Current rules: There is no specific language in the municipal code defining “short term vacation rentals.” Rentals under 30 days for a whole dwelling unit are currently allowed, with no restrictions on duration of stay.
Proposed regulations: For the first time, there would be a new municipal code section specifically defining short term vacation rentals. Rental agreements that address the allowable number of occupants and city noise limit rules and remedies would be required. Owners would also have to provide a local contact person responsible for responding to noise and disorderly conduct issues. Rules on how many guests are permitted and how frequently homes could be rented for stays under 30 days are left to City Council to decide.
Short-term rental of an entire multi-family unit
Current rules: Short term stays are permitted, but may be limited to a minimum of 7 days.
Proposed regulations: Same as those for single-family homes; council would decide occupancy and frequency limits. In multi-family complexes, no more than 25 percent of the units could be rented out for short-term stays.
Shared lodging: renting a room within a home
Current rules: Home sharing for short-term stays is now generally governed by bed and breakfast regulations. Such rentals are allowed as long as the owner of a single-family home is present. A special use permit is needed that requires notification to neighbors and can take months to obtain. A separate “boarder and lodger” category allows short term stays of at least 7 days in multi-family dwellings, and no permit is required.
Proposed regulations: Existing board and lodging regulations would be expanded to allow home sharing, provided that the property owner is present. A maximum of two adult guests would be permitted under one rental agreement. In cases where an owner wants to rent to more than one set of guests at the same time, a special use permit would be required.

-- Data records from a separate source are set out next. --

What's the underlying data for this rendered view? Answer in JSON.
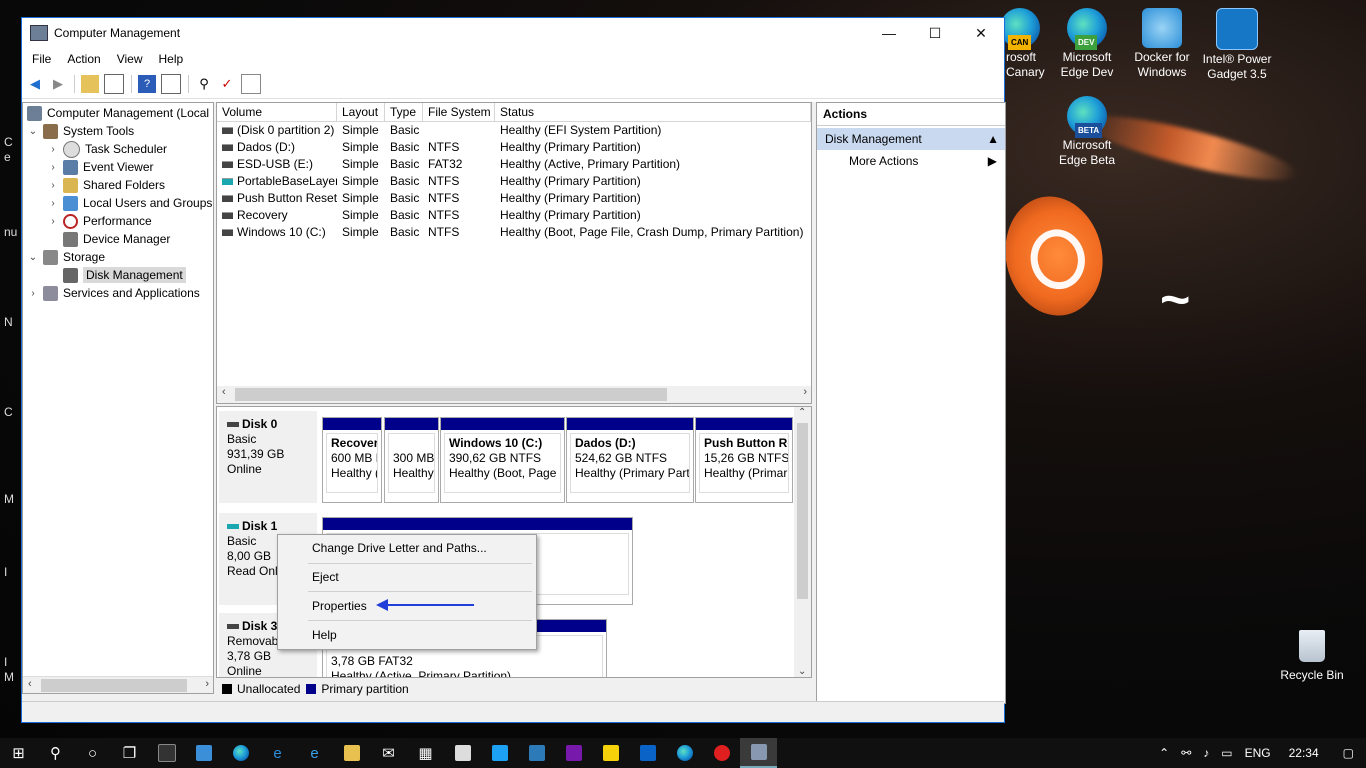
{
  "window": {
    "title": "Computer Management",
    "minimize": "—",
    "maximize": "☐",
    "close": "✕"
  },
  "menu": [
    "File",
    "Action",
    "View",
    "Help"
  ],
  "tree": {
    "root": "Computer Management (Local",
    "system_tools": "System Tools",
    "task_scheduler": "Task Scheduler",
    "event_viewer": "Event Viewer",
    "shared_folders": "Shared Folders",
    "local_users": "Local Users and Groups",
    "performance": "Performance",
    "device_manager": "Device Manager",
    "storage": "Storage",
    "disk_management": "Disk Management",
    "services": "Services and Applications"
  },
  "volume_columns": [
    "Volume",
    "Layout",
    "Type",
    "File System",
    "Status"
  ],
  "volumes": [
    {
      "name": "(Disk 0 partition 2)",
      "layout": "Simple",
      "type": "Basic",
      "fs": "",
      "status": "Healthy (EFI System Partition)"
    },
    {
      "name": "Dados (D:)",
      "layout": "Simple",
      "type": "Basic",
      "fs": "NTFS",
      "status": "Healthy (Primary Partition)"
    },
    {
      "name": "ESD-USB (E:)",
      "layout": "Simple",
      "type": "Basic",
      "fs": "FAT32",
      "status": "Healthy (Active, Primary Partition)"
    },
    {
      "name": "PortableBaseLayer",
      "layout": "Simple",
      "type": "Basic",
      "fs": "NTFS",
      "status": "Healthy (Primary Partition)"
    },
    {
      "name": "Push Button Reset",
      "layout": "Simple",
      "type": "Basic",
      "fs": "NTFS",
      "status": "Healthy (Primary Partition)"
    },
    {
      "name": "Recovery",
      "layout": "Simple",
      "type": "Basic",
      "fs": "NTFS",
      "status": "Healthy (Primary Partition)"
    },
    {
      "name": "Windows 10 (C:)",
      "layout": "Simple",
      "type": "Basic",
      "fs": "NTFS",
      "status": "Healthy (Boot, Page File, Crash Dump, Primary Partition)"
    }
  ],
  "disk0": {
    "name": "Disk 0",
    "kind": "Basic",
    "size": "931,39 GB",
    "state": "Online",
    "parts": [
      {
        "title": "Recover",
        "l1": "600 MB N",
        "l2": "Healthy ("
      },
      {
        "title": "",
        "l1": "300 MB",
        "l2": "Healthy"
      },
      {
        "title": "Windows 10  (C:)",
        "l1": "390,62 GB NTFS",
        "l2": "Healthy (Boot, Page F"
      },
      {
        "title": "Dados  (D:)",
        "l1": "524,62 GB NTFS",
        "l2": "Healthy (Primary Part"
      },
      {
        "title": "Push Button Re",
        "l1": "15,26 GB NTFS",
        "l2": "Healthy (Primar"
      }
    ]
  },
  "disk1": {
    "name": "Disk 1",
    "kind": "Basic",
    "size": "8,00 GB",
    "state": "Read Only"
  },
  "disk3": {
    "name": "Disk 3",
    "kind": "Removabl",
    "size": "3,78 GB",
    "state": "Online",
    "p_l1": "3,78 GB FAT32",
    "p_l2": "Healthy (Active, Primary Partition)"
  },
  "legend": {
    "unallocated": "Unallocated",
    "primary": "Primary partition"
  },
  "actions": {
    "header": "Actions",
    "section": "Disk Management",
    "more": "More Actions"
  },
  "context_menu": [
    "Change Drive Letter and Paths...",
    "Eject",
    "Properties",
    "Help"
  ],
  "desktop_icons": {
    "canary": "rosoft\nCanary",
    "edge_dev": "Microsoft Edge Dev",
    "docker": "Docker for Windows",
    "intel": "Intel® Power Gadget 3.5",
    "edge_beta": "Microsoft Edge Beta",
    "recycle": "Recycle Bin",
    "badge_can": "CAN",
    "badge_dev": "DEV",
    "badge_beta": "BETA"
  },
  "tray": {
    "lang": "ENG",
    "time": "22:34"
  },
  "colors": {
    "primary_partition": "#00008b",
    "selection": "#c9daf0",
    "arrow": "#1f3fd8"
  }
}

City Council will need to decide how often rooms could be rented within a home. A minimum of one parking space per two boarders would be required.